every weekend. She even converses with Chinese customers in mandarin.
Chokle identifies herself as a Tibetan mainly because she believes
in the Tibetan independence. It is very apparent that the contemporary
Tibetan identity is built around the fight for Tibet and around
the knowledge of Tibet’s lost independence. When in Tibet,
Chokle did not know Tibet wasn’t independent. Her relation
to her identity was localized to her region Kham within Tibet.
It was after she migrated to India in early 80s that Chokle identified
herself with the Tibetan struggle for preserving its identity.
Tibetans within Tibet rarely associate with each other due the
lack of mobility: What Tibet means for them is relative to where
they live. While in exile, the Tibetan identity has been homogenized
to the identity of an exiled victim. It is only when faced with
threats against our Tibetan Culture culture that a definition
of oneself becomes key to survival.
is only when faced with threats against our Tibetan Culture
culture that a definition of oneself becomes key to survival."
My non-Tibetan friends are always appalled that I know of every
Tibetan in the Ivy League institutions without actually having
met them. The sense of community is strong within the Tibetans.
It is in this domain where the meaning of community is beyond
what the word actually means. The struggle for justice in Tibet
creates our sense of community, and the questioning identity of
Tibetans without a ‘Tibet’ relates us to each other.
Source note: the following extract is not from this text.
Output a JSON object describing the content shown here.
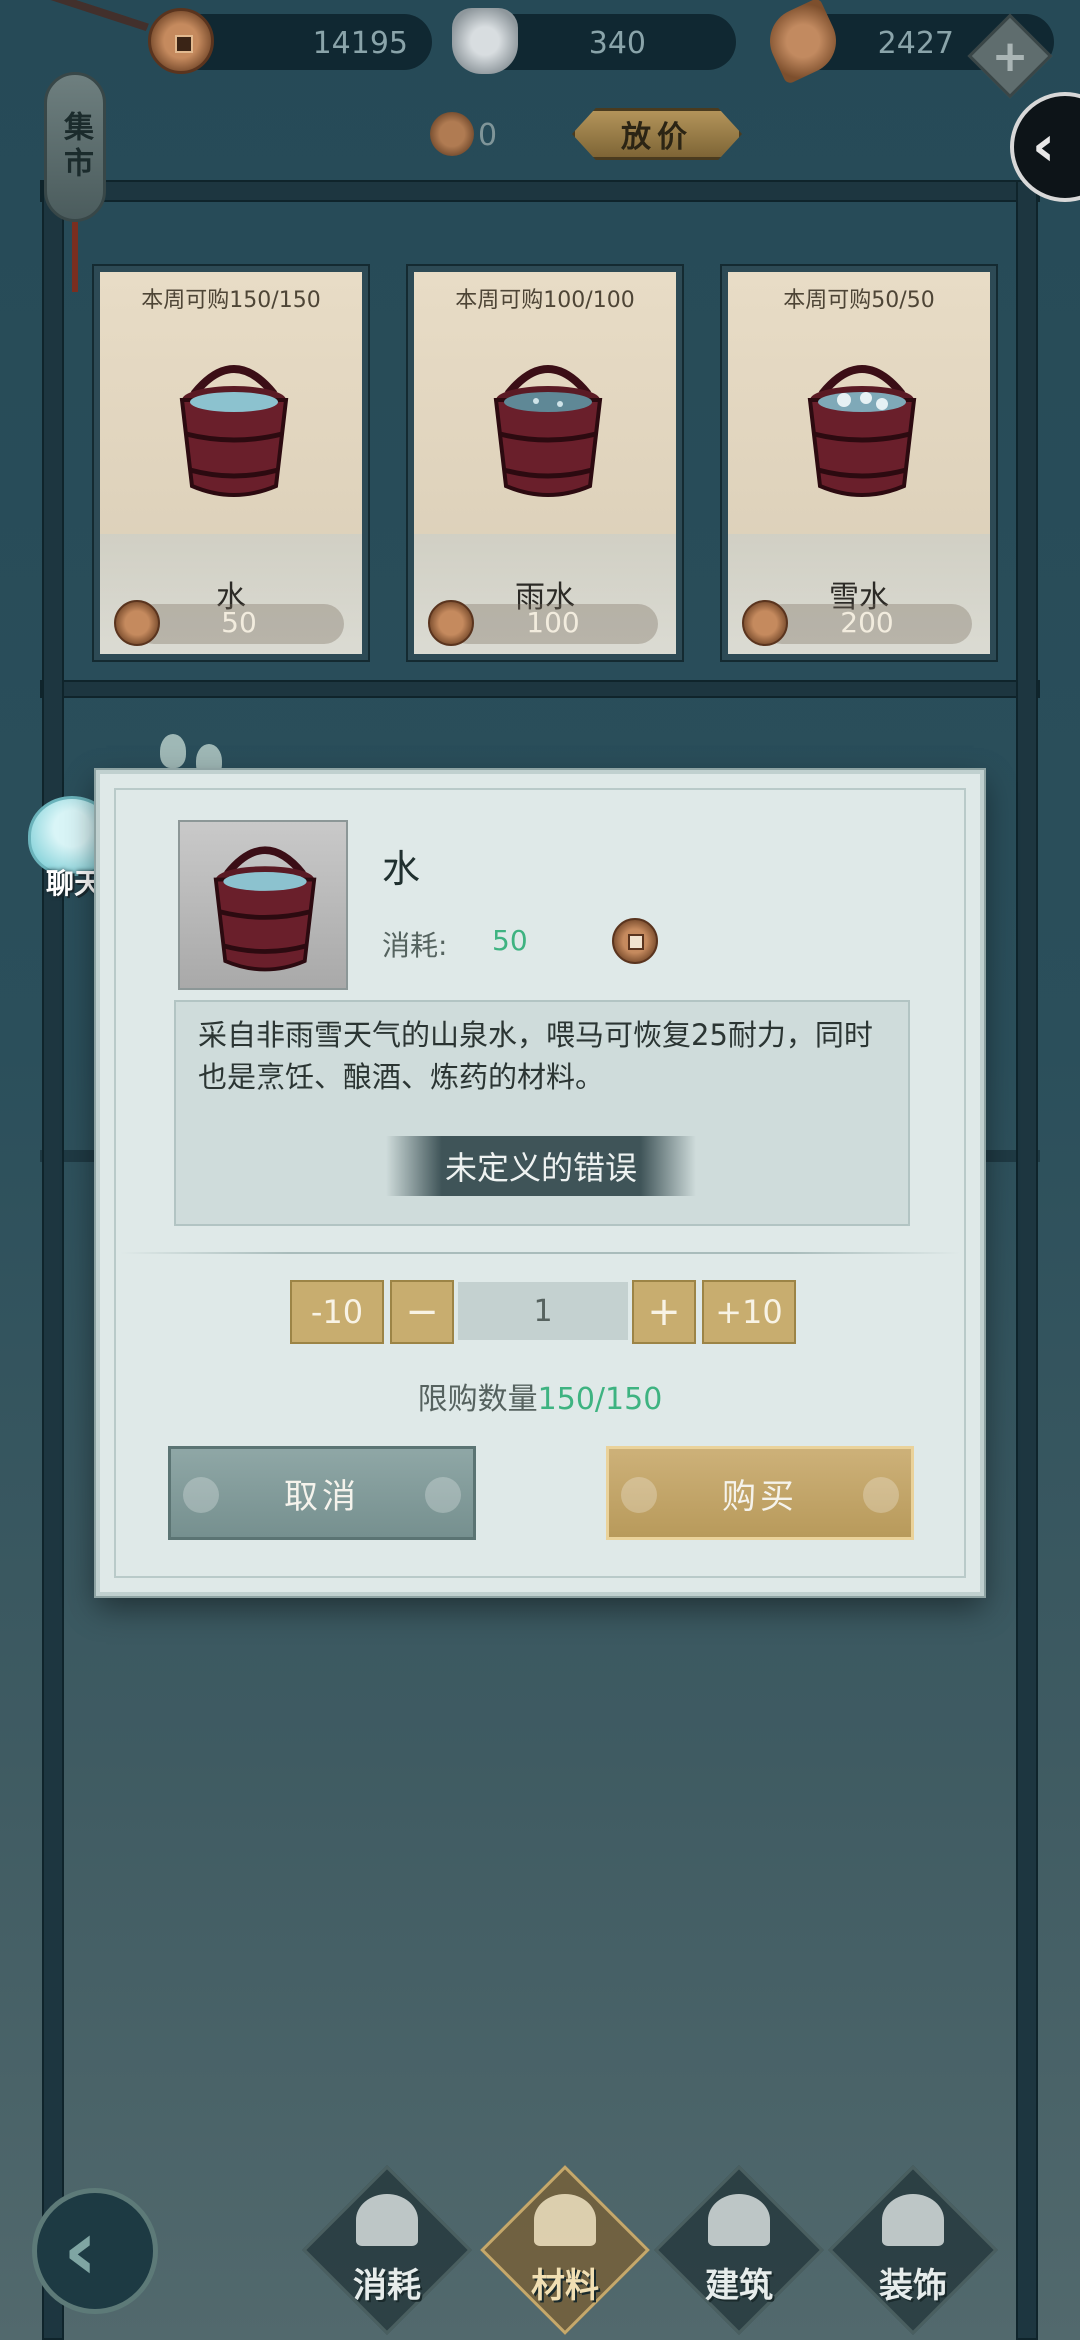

Our larger Tibetan community is located abstractly as each one
of us lives in assimilation to various other identities based
on our location on the map.
I envision Tibetan identity at demonstrations during Chinese
leaders’ visit. I envision it during uprisings in Tibet.
And I envision it in the eyes and hearts of Tibetan political
prisoners. The modern Tibetan identity is located on the basis
of our struggle for justice in Tibet. While I will not say our
diversity as Tibetans has been compromised, it is sad to notice
that this homogenization of our Tibetan diversity has occurred
forcibly. That lies at the heart of every Tibetan all over the
We, as Tibetans in exile, have managed to weave an identity where
only impossibilities are our idealism. With the preservation of
culture and reiteration of old Tibetan beliefs in daily lives,
we disallow differences of ideas and inhabit an evolution of culture
and new ideas that are i necessary to answer the question : what
can we do for Tibet?
Each culture maps ideas that are imposed on people and thus it
becomes the order we impose on the world. Culture is constantly
evolving, highly pertaining to the experiences of the people.
What we have managed to do is to hold on to our Tibetan culture
to preserve it, thus disallowing any possibilities for answers
to our current situation.
|Hunger Strike at United
Nations, April 2004
For instance: the issue of Panchen Lama is an insult to our cultural
beliefs. How can an atheist communist government recognize the
reincarnation of a religious head? How dare they force their boy
upon the Tibetans inside Tibet over His Holiness the Dalai Lama’s
choice of boy? We can only condemn the brutality of the Chinese
Government, but why don’t we beat them at their own game:
Why doesn’t the Tashi Lumpo monastery take the other Tibetan
boy and give him the teachings a Panchen Lama would require. As
radical as I may sound with my suggestions, I ask what is more
at stake? Many have already raised the fear of China brainwashing
these two boys. After a while it won’t even matter if they
give us back Gendun Chokyi Nyima, the true chosen one. He will
not have had the upbringing a Panchen Lama needs for him to be
Tibet’s Panchen Lama. And, finally, why cannot we create
spaces for variance in our cultural ideas mainly for our culture
to remain alive?
Keyzom is an undergraduate student at Cornell